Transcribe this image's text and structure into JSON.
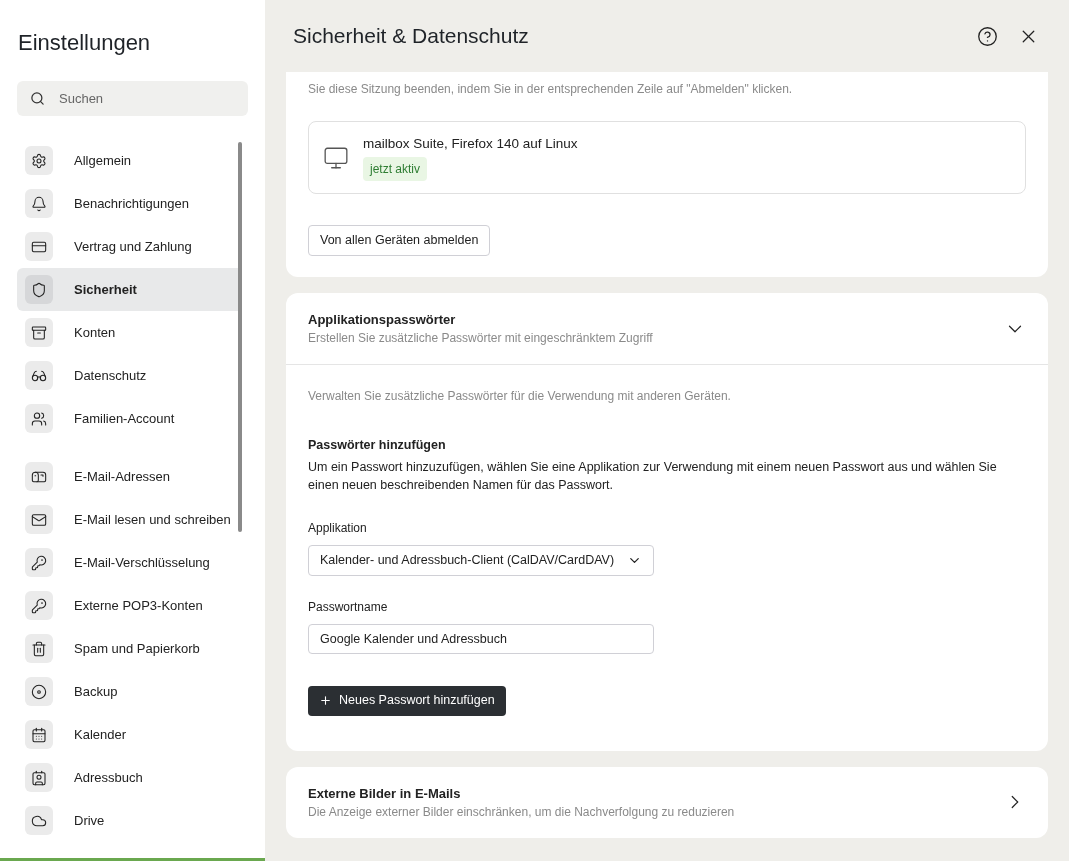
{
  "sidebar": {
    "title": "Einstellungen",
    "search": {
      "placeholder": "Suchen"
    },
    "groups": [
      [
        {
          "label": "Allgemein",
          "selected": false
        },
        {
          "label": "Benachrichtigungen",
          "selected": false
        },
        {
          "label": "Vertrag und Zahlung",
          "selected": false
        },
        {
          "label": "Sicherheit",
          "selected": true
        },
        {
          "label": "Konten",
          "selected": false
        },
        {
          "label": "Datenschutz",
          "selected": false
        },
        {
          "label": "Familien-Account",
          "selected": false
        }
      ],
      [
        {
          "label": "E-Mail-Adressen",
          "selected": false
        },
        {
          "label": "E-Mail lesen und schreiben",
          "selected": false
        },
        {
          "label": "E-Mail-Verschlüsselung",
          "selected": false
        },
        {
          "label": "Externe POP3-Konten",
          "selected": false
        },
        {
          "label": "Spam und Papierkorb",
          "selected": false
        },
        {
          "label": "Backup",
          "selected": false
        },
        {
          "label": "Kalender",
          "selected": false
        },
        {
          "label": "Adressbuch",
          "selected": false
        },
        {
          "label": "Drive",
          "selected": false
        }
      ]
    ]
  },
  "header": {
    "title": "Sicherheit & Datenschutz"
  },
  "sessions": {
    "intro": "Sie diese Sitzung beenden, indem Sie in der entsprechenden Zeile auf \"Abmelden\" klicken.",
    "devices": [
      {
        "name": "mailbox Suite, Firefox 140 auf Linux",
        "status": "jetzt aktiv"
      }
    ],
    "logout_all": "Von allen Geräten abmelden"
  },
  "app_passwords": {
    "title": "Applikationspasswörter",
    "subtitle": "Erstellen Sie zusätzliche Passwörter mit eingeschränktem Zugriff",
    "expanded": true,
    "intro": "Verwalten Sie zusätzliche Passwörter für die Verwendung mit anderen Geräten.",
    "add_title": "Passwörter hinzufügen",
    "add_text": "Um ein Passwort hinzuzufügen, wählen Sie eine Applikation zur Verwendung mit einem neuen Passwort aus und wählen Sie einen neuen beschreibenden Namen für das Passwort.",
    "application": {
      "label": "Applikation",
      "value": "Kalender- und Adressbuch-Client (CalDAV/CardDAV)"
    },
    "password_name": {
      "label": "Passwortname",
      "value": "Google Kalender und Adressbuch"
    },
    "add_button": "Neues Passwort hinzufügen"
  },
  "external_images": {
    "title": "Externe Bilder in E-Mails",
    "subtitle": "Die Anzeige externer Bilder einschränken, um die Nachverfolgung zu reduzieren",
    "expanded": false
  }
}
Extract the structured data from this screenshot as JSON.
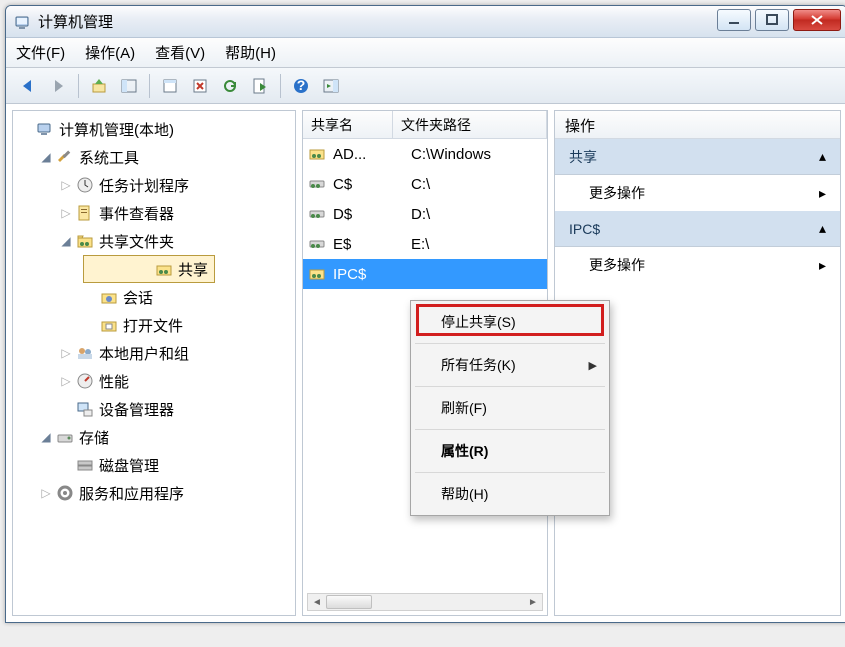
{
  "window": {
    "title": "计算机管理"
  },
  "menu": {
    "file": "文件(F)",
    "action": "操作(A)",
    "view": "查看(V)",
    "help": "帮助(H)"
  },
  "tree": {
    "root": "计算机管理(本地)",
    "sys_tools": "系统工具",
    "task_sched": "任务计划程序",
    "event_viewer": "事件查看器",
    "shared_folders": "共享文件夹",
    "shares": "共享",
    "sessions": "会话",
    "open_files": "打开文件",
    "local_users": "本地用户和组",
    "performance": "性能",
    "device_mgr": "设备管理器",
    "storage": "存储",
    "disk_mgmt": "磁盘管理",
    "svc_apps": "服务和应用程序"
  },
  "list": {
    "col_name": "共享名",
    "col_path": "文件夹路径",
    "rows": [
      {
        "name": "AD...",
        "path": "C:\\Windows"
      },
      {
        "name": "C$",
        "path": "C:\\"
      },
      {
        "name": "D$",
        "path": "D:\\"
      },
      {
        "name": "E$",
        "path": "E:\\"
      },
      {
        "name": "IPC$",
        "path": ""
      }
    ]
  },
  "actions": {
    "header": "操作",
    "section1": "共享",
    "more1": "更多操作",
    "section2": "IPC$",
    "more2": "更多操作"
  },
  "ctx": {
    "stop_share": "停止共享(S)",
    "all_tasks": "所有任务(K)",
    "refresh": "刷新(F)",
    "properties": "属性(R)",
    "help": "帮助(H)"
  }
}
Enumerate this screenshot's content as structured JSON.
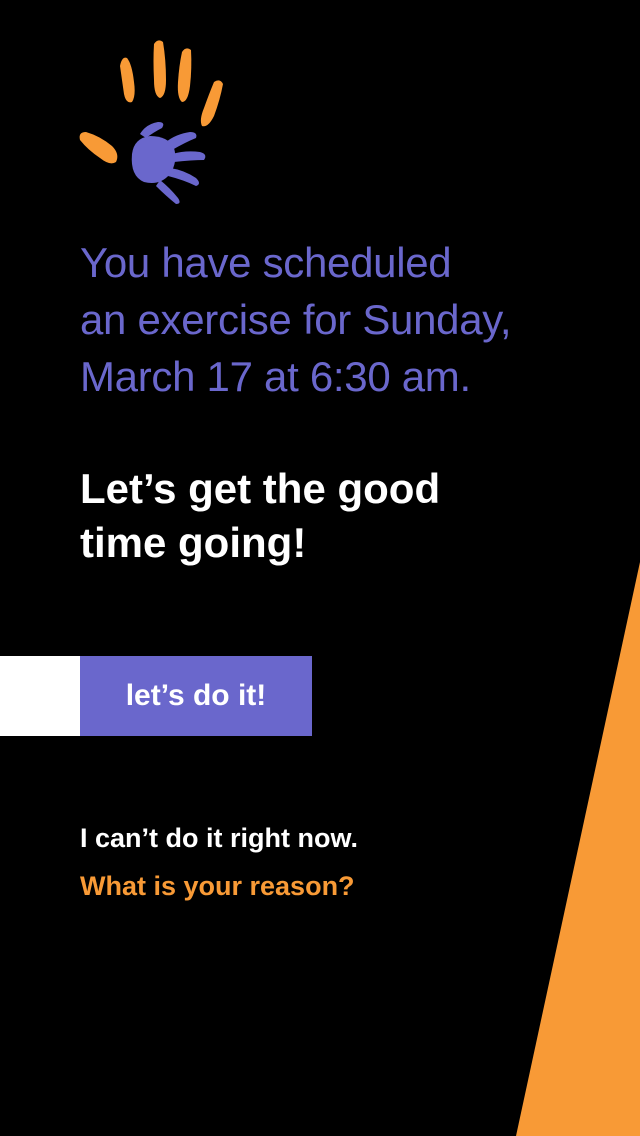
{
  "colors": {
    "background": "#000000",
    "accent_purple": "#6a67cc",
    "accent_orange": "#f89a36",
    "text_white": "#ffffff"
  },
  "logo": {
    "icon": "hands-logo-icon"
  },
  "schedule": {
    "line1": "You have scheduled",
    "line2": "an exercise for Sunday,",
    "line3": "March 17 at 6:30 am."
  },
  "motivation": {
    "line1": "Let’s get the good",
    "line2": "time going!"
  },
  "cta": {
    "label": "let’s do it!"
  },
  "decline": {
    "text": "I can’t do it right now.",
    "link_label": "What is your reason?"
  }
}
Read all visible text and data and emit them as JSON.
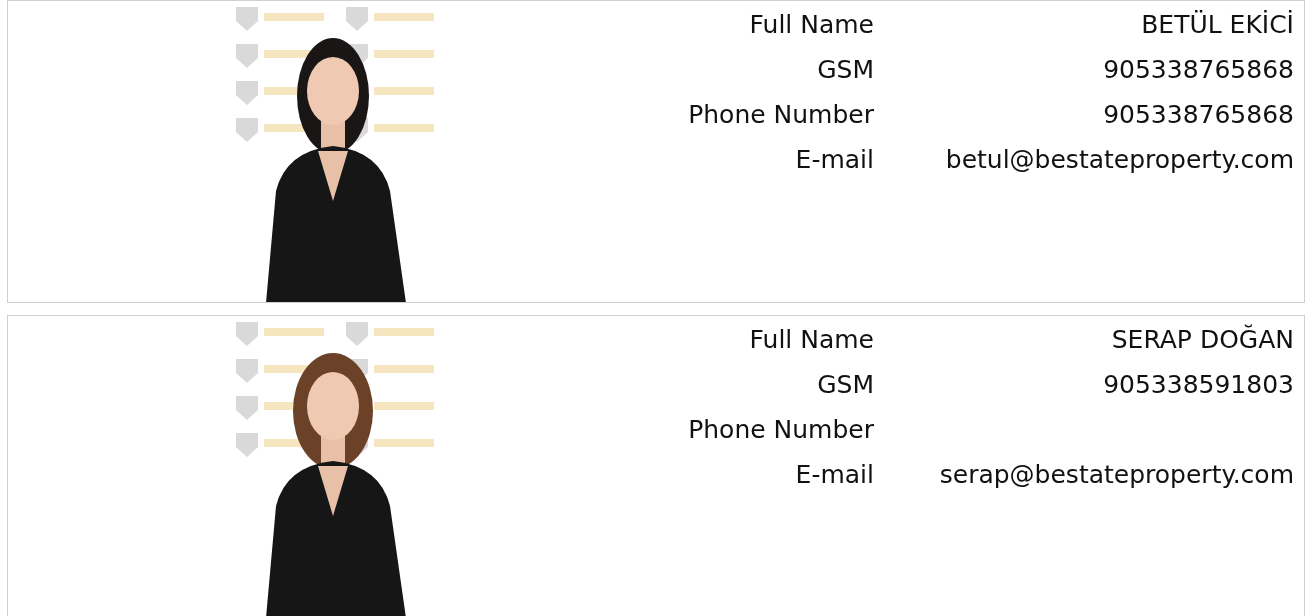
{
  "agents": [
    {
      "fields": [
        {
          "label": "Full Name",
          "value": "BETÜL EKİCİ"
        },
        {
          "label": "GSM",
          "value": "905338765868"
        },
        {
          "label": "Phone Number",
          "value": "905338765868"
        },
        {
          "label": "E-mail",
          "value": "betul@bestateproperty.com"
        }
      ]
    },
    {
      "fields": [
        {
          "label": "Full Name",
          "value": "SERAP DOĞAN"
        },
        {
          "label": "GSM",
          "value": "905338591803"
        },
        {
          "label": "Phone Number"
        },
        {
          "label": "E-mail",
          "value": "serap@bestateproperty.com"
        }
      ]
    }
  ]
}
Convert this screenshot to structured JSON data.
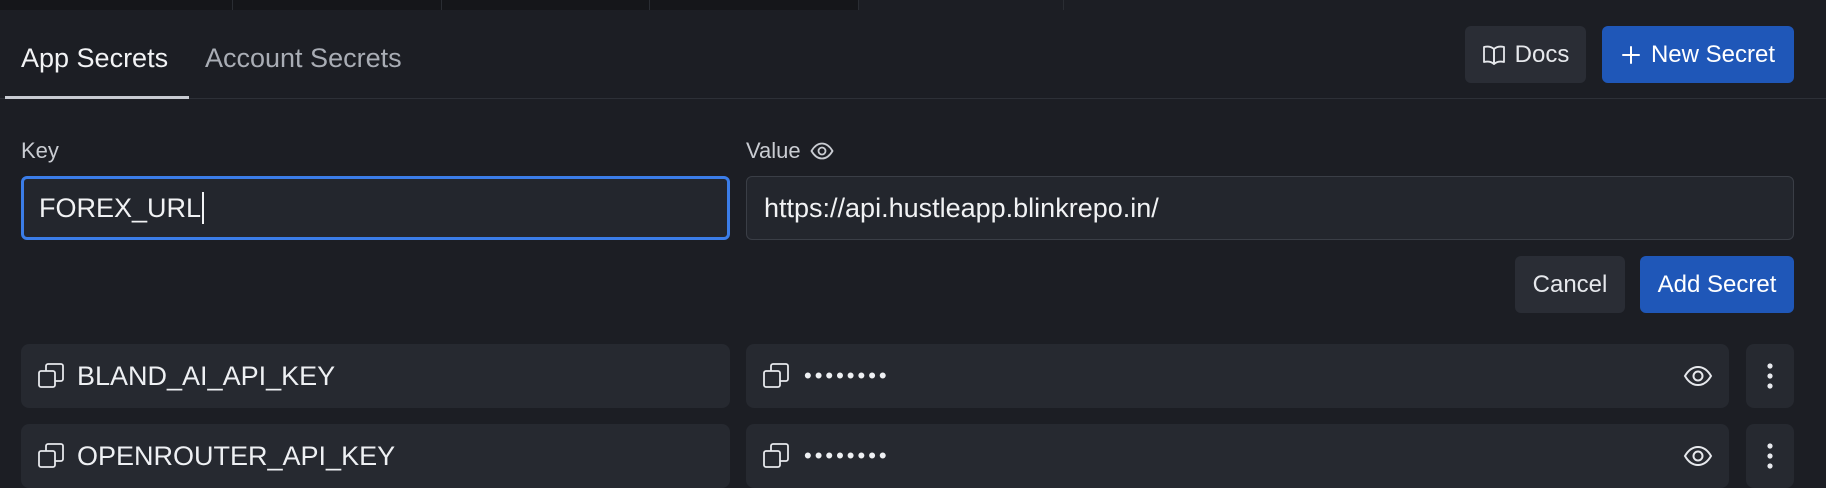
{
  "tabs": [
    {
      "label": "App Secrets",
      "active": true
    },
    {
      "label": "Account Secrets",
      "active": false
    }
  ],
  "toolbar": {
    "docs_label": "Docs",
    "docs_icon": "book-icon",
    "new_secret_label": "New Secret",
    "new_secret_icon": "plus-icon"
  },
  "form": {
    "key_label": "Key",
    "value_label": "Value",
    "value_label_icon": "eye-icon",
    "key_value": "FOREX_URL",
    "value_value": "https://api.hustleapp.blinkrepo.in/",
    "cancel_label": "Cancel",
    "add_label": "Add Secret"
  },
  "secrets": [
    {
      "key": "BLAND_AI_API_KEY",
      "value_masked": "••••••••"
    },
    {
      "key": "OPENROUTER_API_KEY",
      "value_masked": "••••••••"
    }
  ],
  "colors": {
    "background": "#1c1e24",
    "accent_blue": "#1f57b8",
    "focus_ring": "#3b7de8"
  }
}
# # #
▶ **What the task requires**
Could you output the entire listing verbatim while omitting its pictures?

▶ **Response to the exercise**
Transcribe this image's text and structure into JSON.
{
  "sidebar": {
    "title": "Einstellungen",
    "search": {
      "placeholder": "Suchen"
    },
    "groups": [
      [
        {
          "label": "Allgemein",
          "selected": false
        },
        {
          "label": "Benachrichtigungen",
          "selected": false
        },
        {
          "label": "Vertrag und Zahlung",
          "selected": false
        },
        {
          "label": "Sicherheit",
          "selected": true
        },
        {
          "label": "Konten",
          "selected": false
        },
        {
          "label": "Datenschutz",
          "selected": false
        },
        {
          "label": "Familien-Account",
          "selected": false
        }
      ],
      [
        {
          "label": "E-Mail-Adressen",
          "selected": false
        },
        {
          "label": "E-Mail lesen und schreiben",
          "selected": false
        },
        {
          "label": "E-Mail-Verschlüsselung",
          "selected": false
        },
        {
          "label": "Externe POP3-Konten",
          "selected": false
        },
        {
          "label": "Spam und Papierkorb",
          "selected": false
        },
        {
          "label": "Backup",
          "selected": false
        },
        {
          "label": "Kalender",
          "selected": false
        },
        {
          "label": "Adressbuch",
          "selected": false
        },
        {
          "label": "Drive",
          "selected": false
        }
      ]
    ]
  },
  "header": {
    "title": "Sicherheit & Datenschutz"
  },
  "sessions": {
    "intro": "Sie diese Sitzung beenden, indem Sie in der entsprechenden Zeile auf \"Abmelden\" klicken.",
    "devices": [
      {
        "name": "mailbox Suite, Firefox 140 auf Linux",
        "status": "jetzt aktiv"
      }
    ],
    "logout_all": "Von allen Geräten abmelden"
  },
  "app_passwords": {
    "title": "Applikationspasswörter",
    "subtitle": "Erstellen Sie zusätzliche Passwörter mit eingeschränktem Zugriff",
    "expanded": true,
    "intro": "Verwalten Sie zusätzliche Passwörter für die Verwendung mit anderen Geräten.",
    "add_title": "Passwörter hinzufügen",
    "add_text": "Um ein Passwort hinzuzufügen, wählen Sie eine Applikation zur Verwendung mit einem neuen Passwort aus und wählen Sie einen neuen beschreibenden Namen für das Passwort.",
    "application": {
      "label": "Applikation",
      "value": "Kalender- und Adressbuch-Client (CalDAV/CardDAV)"
    },
    "password_name": {
      "label": "Passwortname",
      "value": "Google Kalender und Adressbuch"
    },
    "add_button": "Neues Passwort hinzufügen"
  },
  "external_images": {
    "title": "Externe Bilder in E-Mails",
    "subtitle": "Die Anzeige externer Bilder einschränken, um die Nachverfolgung zu reduzieren",
    "expanded": false
  }
}
Extract the structured data from this screenshot as JSON.
{
  "window": {
    "title": "计算机管理"
  },
  "menu": {
    "file": "文件(F)",
    "action": "操作(A)",
    "view": "查看(V)",
    "help": "帮助(H)"
  },
  "tree": {
    "root": "计算机管理(本地)",
    "sys_tools": "系统工具",
    "task_sched": "任务计划程序",
    "event_viewer": "事件查看器",
    "shared_folders": "共享文件夹",
    "shares": "共享",
    "sessions": "会话",
    "open_files": "打开文件",
    "local_users": "本地用户和组",
    "performance": "性能",
    "device_mgr": "设备管理器",
    "storage": "存储",
    "disk_mgmt": "磁盘管理",
    "svc_apps": "服务和应用程序"
  },
  "list": {
    "col_name": "共享名",
    "col_path": "文件夹路径",
    "rows": [
      {
        "name": "AD...",
        "path": "C:\\Windows"
      },
      {
        "name": "C$",
        "path": "C:\\"
      },
      {
        "name": "D$",
        "path": "D:\\"
      },
      {
        "name": "E$",
        "path": "E:\\"
      },
      {
        "name": "IPC$",
        "path": ""
      }
    ]
  },
  "actions": {
    "header": "操作",
    "section1": "共享",
    "more1": "更多操作",
    "section2": "IPC$",
    "more2": "更多操作"
  },
  "ctx": {
    "stop_share": "停止共享(S)",
    "all_tasks": "所有任务(K)",
    "refresh": "刷新(F)",
    "properties": "属性(R)",
    "help": "帮助(H)"
  }
}
Enumerate this screenshot's content as structured JSON.
{
  "colors": {
    "background": "#000000",
    "accent_purple": "#6a67cc",
    "accent_orange": "#f89a36",
    "text_white": "#ffffff"
  },
  "logo": {
    "icon": "hands-logo-icon"
  },
  "schedule": {
    "line1": "You have scheduled",
    "line2": "an exercise for Sunday,",
    "line3": "March 17 at 6:30 am."
  },
  "motivation": {
    "line1": "Let’s get the good",
    "line2": "time going!"
  },
  "cta": {
    "label": "let’s do it!"
  },
  "decline": {
    "text": "I can’t do it right now.",
    "link_label": "What is your reason?"
  }
}
Read all visible text and data and emit them as JSON.
{
  "agents": [
    {
      "fields": [
        {
          "label": "Full Name",
          "value": "BETÜL EKİCİ"
        },
        {
          "label": "GSM",
          "value": "905338765868"
        },
        {
          "label": "Phone Number",
          "value": "905338765868"
        },
        {
          "label": "E-mail",
          "value": "betul@bestateproperty.com"
        }
      ]
    },
    {
      "fields": [
        {
          "label": "Full Name",
          "value": "SERAP DOĞAN"
        },
        {
          "label": "GSM",
          "value": "905338591803"
        },
        {
          "label": "Phone Number"
        },
        {
          "label": "E-mail",
          "value": "serap@bestateproperty.com"
        }
      ]
    }
  ]
}
Convert this screenshot to structured JSON data.
{
  "tabs": [
    {
      "label": "App Secrets",
      "active": true
    },
    {
      "label": "Account Secrets",
      "active": false
    }
  ],
  "toolbar": {
    "docs_label": "Docs",
    "docs_icon": "book-icon",
    "new_secret_label": "New Secret",
    "new_secret_icon": "plus-icon"
  },
  "form": {
    "key_label": "Key",
    "value_label": "Value",
    "value_label_icon": "eye-icon",
    "key_value": "FOREX_URL",
    "value_value": "https://api.hustleapp.blinkrepo.in/",
    "cancel_label": "Cancel",
    "add_label": "Add Secret"
  },
  "secrets": [
    {
      "key": "BLAND_AI_API_KEY",
      "value_masked": "••••••••"
    },
    {
      "key": "OPENROUTER_API_KEY",
      "value_masked": "••••••••"
    }
  ],
  "colors": {
    "background": "#1c1e24",
    "accent_blue": "#1f57b8",
    "focus_ring": "#3b7de8"
  }
}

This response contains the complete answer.